> [Aim of the task] Below are the records; collect from them each line containing the string "structured".

==== Exercise data ====

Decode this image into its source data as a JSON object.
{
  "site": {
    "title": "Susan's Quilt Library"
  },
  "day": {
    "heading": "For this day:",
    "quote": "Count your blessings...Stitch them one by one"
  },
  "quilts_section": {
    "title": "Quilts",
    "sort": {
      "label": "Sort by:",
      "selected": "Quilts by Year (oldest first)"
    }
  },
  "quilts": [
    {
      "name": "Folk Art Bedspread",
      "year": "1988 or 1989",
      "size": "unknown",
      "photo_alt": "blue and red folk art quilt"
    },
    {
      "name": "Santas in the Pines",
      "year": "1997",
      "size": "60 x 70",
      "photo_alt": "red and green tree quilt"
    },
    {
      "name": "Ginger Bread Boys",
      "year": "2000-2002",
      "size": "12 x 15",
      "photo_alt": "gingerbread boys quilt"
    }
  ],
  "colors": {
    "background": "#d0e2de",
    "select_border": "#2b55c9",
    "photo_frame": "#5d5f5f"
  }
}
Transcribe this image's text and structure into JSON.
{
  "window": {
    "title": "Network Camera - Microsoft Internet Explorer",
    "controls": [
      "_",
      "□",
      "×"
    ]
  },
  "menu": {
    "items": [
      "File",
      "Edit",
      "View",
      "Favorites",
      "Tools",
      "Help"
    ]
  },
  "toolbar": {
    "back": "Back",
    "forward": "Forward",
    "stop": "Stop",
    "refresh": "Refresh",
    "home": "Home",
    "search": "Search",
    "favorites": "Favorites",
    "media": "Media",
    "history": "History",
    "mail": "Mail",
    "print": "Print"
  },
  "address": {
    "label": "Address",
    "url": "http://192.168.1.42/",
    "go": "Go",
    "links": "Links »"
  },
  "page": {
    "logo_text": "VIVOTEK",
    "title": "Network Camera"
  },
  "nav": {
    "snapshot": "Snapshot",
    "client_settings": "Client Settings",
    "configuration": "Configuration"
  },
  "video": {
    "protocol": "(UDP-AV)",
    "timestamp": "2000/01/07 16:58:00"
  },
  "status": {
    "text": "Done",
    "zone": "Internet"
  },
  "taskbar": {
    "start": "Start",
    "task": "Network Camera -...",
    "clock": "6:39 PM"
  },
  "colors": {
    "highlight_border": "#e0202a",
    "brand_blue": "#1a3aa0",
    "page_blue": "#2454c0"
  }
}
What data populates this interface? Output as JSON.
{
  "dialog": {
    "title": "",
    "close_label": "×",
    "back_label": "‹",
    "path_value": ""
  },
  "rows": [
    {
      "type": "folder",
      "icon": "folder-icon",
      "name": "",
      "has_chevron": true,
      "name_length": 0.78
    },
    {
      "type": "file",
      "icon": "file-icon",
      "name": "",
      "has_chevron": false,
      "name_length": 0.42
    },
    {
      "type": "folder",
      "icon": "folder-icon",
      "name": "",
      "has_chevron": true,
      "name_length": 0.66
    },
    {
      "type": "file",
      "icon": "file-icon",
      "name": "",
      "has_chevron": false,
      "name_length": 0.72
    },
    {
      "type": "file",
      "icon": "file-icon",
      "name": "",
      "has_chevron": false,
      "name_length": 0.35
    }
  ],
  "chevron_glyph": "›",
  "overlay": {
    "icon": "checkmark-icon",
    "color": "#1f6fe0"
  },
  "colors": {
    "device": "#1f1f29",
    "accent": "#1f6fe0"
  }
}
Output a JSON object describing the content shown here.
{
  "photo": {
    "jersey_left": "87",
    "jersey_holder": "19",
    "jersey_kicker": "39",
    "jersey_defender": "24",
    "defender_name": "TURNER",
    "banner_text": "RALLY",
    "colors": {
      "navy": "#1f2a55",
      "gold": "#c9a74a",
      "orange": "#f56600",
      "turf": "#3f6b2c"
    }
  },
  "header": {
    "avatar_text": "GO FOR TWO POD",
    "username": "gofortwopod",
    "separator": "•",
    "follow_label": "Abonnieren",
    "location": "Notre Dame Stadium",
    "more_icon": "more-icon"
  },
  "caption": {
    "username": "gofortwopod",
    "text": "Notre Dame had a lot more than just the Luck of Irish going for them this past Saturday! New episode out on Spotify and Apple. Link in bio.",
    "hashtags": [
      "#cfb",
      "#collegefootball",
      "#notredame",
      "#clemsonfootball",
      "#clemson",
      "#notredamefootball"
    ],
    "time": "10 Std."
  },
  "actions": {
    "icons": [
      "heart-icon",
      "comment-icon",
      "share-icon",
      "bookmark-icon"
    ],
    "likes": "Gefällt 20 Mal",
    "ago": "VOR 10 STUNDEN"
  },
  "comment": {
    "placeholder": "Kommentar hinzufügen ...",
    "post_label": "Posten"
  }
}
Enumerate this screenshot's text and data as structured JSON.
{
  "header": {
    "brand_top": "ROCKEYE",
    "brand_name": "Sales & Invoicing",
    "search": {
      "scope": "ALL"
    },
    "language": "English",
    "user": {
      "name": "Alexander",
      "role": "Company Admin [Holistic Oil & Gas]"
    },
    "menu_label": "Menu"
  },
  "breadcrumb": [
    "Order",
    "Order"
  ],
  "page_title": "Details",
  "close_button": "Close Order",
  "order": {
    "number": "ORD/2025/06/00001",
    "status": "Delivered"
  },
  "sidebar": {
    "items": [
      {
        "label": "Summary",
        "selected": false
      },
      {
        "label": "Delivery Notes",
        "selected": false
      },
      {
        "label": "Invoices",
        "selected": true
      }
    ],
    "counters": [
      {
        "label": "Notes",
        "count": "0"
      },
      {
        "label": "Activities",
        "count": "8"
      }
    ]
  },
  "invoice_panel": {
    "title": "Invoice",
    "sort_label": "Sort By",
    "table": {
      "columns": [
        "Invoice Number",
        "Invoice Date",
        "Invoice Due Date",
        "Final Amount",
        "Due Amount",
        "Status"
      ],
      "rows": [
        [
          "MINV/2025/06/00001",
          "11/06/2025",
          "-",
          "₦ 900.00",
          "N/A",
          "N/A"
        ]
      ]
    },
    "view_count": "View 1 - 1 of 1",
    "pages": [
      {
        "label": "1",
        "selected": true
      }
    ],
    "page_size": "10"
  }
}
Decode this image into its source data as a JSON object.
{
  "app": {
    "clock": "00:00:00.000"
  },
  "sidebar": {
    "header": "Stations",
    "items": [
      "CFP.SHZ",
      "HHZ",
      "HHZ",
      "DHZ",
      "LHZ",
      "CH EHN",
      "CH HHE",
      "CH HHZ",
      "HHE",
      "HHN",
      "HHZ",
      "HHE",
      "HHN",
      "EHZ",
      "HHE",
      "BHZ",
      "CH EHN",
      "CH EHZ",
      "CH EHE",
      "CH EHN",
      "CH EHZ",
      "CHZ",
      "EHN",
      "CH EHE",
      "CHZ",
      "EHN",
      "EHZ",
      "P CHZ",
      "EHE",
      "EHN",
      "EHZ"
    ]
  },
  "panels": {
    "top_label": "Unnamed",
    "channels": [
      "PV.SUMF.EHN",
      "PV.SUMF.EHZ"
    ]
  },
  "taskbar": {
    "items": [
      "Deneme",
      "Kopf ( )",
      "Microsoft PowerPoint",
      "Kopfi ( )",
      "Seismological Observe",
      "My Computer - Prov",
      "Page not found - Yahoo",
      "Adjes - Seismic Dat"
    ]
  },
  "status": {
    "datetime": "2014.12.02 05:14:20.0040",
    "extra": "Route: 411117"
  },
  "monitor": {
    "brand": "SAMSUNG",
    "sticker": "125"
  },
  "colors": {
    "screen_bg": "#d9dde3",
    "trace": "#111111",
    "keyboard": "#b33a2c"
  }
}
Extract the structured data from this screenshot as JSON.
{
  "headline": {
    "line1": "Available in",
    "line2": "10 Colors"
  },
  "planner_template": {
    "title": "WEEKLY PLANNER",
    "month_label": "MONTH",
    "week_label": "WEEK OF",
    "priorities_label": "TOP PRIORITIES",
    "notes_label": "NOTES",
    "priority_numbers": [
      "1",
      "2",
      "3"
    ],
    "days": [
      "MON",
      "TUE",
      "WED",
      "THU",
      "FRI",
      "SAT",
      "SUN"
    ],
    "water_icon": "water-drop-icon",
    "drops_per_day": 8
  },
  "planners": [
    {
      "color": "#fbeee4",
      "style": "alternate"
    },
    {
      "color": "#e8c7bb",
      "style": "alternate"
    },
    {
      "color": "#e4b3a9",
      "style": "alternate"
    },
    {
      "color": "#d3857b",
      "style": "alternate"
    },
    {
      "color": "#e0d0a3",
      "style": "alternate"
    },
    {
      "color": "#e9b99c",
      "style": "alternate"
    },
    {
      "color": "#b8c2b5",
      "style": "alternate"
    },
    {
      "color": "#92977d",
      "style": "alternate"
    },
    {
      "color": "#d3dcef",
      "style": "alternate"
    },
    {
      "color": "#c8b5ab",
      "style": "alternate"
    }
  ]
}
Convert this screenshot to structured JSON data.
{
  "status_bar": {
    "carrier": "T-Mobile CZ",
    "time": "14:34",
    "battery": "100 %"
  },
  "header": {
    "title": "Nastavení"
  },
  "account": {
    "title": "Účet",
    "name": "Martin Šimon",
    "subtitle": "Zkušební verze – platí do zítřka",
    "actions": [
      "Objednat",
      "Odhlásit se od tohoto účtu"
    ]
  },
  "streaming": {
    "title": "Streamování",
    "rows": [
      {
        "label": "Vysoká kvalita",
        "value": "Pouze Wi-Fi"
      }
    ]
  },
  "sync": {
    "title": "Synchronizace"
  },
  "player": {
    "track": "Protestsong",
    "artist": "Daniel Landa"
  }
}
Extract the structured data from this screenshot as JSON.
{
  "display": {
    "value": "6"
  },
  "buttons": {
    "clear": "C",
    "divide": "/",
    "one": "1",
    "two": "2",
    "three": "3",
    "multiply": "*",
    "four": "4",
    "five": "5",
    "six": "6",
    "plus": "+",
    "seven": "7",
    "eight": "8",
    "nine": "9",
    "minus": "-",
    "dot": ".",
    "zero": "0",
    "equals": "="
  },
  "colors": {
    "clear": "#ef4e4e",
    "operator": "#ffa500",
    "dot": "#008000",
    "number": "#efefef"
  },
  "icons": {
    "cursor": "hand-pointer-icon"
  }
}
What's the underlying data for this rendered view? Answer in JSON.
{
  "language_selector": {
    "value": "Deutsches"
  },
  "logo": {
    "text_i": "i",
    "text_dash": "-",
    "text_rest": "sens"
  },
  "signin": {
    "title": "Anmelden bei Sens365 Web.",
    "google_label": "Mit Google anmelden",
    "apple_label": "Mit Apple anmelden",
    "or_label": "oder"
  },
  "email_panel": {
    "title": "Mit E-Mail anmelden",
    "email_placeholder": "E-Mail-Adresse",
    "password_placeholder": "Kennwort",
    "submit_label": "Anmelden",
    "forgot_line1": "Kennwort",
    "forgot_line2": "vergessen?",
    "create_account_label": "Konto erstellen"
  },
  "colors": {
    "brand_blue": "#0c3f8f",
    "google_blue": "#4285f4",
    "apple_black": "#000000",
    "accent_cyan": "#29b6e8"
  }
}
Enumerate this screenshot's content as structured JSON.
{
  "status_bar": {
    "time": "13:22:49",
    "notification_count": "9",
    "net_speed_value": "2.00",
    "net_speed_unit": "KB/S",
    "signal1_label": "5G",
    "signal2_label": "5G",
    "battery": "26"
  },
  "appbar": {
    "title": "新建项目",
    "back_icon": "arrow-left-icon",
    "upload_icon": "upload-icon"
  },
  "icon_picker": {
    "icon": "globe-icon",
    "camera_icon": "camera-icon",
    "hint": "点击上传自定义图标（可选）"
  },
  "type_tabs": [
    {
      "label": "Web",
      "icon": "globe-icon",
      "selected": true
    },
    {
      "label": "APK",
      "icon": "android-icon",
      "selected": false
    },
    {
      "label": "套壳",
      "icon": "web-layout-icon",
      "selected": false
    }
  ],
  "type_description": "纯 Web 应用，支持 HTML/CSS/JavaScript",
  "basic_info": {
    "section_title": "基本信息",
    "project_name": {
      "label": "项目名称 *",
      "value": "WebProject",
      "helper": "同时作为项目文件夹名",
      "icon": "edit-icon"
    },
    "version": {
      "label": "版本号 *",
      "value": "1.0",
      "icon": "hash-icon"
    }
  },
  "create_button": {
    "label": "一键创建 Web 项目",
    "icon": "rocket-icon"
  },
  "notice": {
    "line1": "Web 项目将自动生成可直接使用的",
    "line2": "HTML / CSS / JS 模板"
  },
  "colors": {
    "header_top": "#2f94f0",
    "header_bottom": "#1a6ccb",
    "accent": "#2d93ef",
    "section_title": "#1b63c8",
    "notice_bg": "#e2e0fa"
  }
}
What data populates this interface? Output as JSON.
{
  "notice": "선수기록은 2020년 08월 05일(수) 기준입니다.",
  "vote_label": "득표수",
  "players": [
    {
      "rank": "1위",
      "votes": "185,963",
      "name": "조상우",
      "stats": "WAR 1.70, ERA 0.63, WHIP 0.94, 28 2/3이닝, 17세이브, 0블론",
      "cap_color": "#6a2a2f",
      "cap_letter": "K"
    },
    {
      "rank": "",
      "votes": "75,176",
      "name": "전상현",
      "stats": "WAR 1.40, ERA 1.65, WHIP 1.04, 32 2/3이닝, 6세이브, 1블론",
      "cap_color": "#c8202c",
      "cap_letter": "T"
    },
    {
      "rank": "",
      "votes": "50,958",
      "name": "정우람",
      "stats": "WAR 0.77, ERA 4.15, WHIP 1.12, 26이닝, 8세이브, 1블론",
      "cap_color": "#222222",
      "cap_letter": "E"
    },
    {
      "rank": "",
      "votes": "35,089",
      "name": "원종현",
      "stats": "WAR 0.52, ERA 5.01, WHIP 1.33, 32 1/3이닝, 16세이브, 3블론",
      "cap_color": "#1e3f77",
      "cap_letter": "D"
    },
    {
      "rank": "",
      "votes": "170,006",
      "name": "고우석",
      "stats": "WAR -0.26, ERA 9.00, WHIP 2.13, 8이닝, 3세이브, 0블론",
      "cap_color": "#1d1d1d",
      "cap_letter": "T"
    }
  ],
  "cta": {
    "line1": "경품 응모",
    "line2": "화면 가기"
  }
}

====

> [Worked solution]
Enumerate this screenshot's text and data as structured JSON.
Extract the structured data from this screenshot as JSON.
Convert this screenshot to structured JSON data.
Extract the structured data from this screenshot as JSON.
Enumerate this screenshot's content as structured JSON.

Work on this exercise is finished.